        I don’t recall you or anyone else around here warning of Rubio’s imminent sell out to the GOP establishment *before* it happened, but if you can pull your old posts doing so – they’d be in the archives, I’d gladly apologize.

          Henry Hawkins in reply to Henry Hawkins. | June 1, 2014 at 10:28 pm

          I meant to add that I don’t believe Cruz will sell out, but my justifiable suspicion of all politicians dictates I blindly believe and follow none of them anymore. But with Cruz, so far so excellent.

PersonFromPorlock | June 2, 2014 at 10:44 am

One of the great modern political fallacies is that the presidency is more important than the legislature. It isn’t, they’re equal. I want to see the Tea Party more intent on capturing the legislature than the presidency because we’ve lost sight of the legislature’s real power (they’ve fumbled it), and because legislative seats, being local, are harder for the national media to throw to the Democrats.

So, Cruz to stay in the Senate as a leader, and some TP-blessed governor to go for the presidency. Administrative experience is good.
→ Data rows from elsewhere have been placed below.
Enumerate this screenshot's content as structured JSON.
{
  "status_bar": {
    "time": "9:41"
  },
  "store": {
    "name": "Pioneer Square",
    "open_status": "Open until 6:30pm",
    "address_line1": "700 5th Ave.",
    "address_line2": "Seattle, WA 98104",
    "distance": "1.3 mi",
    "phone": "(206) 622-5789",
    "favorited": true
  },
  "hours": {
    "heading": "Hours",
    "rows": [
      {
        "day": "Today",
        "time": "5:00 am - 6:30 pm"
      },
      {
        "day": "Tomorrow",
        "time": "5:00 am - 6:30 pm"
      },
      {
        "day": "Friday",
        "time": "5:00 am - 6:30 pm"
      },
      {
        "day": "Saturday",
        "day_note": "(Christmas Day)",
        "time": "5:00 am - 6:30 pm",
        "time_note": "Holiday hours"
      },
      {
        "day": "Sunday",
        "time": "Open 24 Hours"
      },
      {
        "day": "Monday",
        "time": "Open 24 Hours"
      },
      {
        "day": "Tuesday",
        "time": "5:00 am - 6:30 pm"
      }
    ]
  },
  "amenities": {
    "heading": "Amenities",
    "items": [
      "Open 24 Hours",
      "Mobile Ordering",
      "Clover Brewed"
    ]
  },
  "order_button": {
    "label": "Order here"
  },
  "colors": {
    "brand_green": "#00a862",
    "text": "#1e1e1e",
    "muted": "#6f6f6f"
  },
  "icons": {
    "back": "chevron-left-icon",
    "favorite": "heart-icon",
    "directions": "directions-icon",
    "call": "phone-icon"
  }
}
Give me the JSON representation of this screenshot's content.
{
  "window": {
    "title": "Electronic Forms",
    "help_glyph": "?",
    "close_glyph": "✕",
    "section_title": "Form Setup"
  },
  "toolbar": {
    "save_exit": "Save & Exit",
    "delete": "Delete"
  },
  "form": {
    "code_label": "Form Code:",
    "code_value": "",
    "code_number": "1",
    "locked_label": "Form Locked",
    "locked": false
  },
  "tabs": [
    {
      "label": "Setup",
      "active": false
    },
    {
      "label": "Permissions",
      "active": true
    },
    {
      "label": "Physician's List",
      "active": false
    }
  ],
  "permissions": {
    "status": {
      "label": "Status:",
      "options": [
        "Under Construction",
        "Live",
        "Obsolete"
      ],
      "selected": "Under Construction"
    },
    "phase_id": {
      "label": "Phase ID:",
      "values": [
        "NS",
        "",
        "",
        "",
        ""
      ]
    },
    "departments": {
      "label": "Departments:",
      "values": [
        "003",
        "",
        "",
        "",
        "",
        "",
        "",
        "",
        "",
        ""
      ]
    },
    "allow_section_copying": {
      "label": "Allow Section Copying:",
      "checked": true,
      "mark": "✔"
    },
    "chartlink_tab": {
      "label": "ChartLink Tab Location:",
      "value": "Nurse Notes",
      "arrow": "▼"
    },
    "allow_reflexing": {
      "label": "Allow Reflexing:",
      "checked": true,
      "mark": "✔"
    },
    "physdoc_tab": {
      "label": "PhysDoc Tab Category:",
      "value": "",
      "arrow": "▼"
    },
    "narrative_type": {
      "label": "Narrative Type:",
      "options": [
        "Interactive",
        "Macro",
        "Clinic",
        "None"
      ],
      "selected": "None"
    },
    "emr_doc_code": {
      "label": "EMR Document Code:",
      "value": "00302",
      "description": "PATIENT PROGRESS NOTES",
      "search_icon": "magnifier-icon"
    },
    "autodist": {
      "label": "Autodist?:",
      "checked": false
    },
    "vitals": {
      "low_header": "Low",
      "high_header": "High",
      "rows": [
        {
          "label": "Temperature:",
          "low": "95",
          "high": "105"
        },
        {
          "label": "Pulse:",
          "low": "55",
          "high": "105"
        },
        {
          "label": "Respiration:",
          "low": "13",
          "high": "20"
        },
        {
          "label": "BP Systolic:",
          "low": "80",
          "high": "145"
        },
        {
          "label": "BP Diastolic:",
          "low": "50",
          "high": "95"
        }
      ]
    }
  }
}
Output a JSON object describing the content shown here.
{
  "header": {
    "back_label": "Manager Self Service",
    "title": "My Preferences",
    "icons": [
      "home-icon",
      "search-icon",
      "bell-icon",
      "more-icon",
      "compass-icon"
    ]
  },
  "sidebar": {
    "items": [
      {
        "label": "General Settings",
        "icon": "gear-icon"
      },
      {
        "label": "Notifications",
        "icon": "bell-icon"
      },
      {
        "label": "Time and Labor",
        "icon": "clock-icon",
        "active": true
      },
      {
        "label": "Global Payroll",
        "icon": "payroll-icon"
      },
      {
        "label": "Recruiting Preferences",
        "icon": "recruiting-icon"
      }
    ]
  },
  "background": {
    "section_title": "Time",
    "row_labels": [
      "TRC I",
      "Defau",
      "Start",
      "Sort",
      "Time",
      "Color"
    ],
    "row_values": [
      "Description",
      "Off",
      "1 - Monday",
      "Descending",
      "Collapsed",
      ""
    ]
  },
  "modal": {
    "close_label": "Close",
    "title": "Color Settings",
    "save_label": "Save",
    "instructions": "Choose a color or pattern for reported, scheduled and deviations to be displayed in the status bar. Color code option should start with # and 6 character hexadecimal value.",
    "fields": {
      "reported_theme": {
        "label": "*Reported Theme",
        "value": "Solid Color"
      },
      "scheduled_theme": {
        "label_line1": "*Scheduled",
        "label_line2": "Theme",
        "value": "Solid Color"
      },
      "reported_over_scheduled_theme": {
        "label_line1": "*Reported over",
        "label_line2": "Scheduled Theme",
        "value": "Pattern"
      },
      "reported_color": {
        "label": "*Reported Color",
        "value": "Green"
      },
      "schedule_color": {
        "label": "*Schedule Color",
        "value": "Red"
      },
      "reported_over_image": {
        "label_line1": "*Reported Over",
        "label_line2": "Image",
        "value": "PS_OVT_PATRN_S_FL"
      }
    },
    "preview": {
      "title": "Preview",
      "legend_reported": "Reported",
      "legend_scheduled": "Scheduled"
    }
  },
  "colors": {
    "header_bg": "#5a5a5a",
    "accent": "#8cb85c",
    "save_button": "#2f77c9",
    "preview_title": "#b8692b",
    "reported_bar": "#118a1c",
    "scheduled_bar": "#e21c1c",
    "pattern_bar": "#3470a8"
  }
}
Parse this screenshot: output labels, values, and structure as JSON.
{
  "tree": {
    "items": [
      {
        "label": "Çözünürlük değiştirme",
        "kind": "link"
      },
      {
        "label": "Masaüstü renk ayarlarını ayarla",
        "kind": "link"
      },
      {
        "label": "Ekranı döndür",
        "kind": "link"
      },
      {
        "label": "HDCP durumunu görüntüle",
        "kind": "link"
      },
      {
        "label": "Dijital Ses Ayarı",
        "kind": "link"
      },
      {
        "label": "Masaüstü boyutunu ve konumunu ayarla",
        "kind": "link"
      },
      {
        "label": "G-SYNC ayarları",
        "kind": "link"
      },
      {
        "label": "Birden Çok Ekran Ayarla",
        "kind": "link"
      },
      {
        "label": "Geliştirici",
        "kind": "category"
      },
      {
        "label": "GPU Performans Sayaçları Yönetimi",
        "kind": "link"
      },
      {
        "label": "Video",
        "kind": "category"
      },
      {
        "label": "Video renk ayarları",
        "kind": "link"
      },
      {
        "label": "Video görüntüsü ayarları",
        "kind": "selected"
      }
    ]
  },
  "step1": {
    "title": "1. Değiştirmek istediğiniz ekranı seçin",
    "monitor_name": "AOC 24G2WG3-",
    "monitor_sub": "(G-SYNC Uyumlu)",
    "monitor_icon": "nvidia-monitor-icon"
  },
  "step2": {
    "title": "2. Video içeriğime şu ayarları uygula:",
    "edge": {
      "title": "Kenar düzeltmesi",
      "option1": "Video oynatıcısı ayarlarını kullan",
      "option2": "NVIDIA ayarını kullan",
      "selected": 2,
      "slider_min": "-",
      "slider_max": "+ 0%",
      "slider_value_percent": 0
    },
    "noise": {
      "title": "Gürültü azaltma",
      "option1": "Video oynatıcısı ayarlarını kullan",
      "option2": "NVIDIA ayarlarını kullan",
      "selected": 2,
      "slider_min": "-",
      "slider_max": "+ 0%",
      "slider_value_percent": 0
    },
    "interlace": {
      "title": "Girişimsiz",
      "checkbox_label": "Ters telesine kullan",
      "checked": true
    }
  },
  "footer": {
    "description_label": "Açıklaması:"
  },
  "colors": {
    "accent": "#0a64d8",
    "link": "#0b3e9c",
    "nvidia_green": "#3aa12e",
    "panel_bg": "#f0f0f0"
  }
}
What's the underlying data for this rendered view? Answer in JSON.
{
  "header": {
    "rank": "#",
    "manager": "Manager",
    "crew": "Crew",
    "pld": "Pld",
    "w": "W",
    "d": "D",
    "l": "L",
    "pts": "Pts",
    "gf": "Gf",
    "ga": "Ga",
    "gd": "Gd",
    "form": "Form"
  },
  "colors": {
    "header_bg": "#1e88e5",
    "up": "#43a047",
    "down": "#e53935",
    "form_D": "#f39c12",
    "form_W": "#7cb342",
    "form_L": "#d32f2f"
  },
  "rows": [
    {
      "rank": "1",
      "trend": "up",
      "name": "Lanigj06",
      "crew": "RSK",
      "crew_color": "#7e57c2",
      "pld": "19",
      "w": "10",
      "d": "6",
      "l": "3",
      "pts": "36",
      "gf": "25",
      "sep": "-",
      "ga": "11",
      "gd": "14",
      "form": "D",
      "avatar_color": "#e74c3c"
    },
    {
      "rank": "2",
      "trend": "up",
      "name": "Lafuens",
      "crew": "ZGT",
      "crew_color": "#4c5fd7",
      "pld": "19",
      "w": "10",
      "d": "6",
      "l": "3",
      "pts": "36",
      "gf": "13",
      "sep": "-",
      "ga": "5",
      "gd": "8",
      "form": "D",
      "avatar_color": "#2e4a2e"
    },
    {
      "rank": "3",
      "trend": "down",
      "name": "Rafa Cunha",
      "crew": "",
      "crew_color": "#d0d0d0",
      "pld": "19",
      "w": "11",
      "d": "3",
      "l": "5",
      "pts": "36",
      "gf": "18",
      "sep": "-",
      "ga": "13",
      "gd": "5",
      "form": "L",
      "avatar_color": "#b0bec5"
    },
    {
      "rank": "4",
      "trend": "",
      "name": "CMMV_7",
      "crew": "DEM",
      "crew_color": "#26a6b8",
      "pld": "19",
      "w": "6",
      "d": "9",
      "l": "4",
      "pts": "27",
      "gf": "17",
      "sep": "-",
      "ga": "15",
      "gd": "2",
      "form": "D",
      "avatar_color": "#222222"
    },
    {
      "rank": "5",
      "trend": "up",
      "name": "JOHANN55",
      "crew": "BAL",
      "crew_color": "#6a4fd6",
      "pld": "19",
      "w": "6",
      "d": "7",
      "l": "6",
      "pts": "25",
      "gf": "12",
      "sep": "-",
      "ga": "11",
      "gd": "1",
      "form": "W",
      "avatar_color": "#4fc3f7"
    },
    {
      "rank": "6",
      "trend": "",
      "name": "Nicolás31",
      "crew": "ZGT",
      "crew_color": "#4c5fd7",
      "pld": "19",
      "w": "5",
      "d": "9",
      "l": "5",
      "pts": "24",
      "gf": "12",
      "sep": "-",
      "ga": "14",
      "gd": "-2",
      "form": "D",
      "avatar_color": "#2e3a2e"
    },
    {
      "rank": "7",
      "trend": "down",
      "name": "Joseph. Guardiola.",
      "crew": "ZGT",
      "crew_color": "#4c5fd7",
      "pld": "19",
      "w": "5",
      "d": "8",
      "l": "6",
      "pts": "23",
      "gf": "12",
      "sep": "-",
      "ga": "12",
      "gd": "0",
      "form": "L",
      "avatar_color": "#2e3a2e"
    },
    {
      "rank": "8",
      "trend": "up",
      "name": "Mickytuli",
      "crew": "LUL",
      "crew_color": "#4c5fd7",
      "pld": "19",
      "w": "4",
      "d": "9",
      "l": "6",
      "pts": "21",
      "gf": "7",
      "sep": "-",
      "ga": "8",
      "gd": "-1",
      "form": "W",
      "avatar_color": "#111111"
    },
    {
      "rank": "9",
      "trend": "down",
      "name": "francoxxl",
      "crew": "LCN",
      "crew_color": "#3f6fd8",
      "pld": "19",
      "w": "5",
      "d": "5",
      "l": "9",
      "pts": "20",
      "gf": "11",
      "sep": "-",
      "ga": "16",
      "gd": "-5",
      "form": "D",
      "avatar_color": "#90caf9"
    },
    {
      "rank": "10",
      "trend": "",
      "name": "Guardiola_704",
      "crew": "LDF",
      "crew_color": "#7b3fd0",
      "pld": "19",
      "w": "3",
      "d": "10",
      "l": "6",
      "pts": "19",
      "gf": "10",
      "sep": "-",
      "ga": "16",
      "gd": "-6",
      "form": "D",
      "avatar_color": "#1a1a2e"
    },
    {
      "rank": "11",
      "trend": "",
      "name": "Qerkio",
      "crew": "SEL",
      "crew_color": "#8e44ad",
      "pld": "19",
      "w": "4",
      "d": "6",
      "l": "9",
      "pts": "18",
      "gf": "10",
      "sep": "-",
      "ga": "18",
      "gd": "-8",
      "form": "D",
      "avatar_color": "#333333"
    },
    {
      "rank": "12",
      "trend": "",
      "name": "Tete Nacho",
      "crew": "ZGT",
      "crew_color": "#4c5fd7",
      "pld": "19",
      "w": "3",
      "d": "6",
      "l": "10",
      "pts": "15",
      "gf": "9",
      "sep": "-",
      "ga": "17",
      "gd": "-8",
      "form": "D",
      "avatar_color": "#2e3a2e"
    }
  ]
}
    Henry Hawkins in reply to PersonFromPorlock. | June 2, 2014 at 10:59 am

    These are not mutually exclusive. I want to see TP go after positions in all three branches of federal government, plus continue our gains in state and local offices.

      Milhouse in reply to Henry Hawkins. | June 3, 2014 at 3:07 am

      Yes, but Cruz is doing a great job in the senate, so he should stay there and not run for president.

      Beside which, he was born in Canada, and I don’t buy the claims that “natural born citizen” means “citizen at birth”. I never heard such nonsense before 0bama came on the scene. Before then it was always taken to mean born in the USA, and I see no reason to abandon that view. McCain was different because he was born on a US military base, where US law applied and US forces were in control. But as far as I’m concerned George Romney was ineligible for the presidency, and so is Cruz. Even if you don’t agree, why get into the controversy, when we have so many excellent candidates who were born here, such as Walker and Jindal.

Font Resize
Contrast Mode
Send this to a friend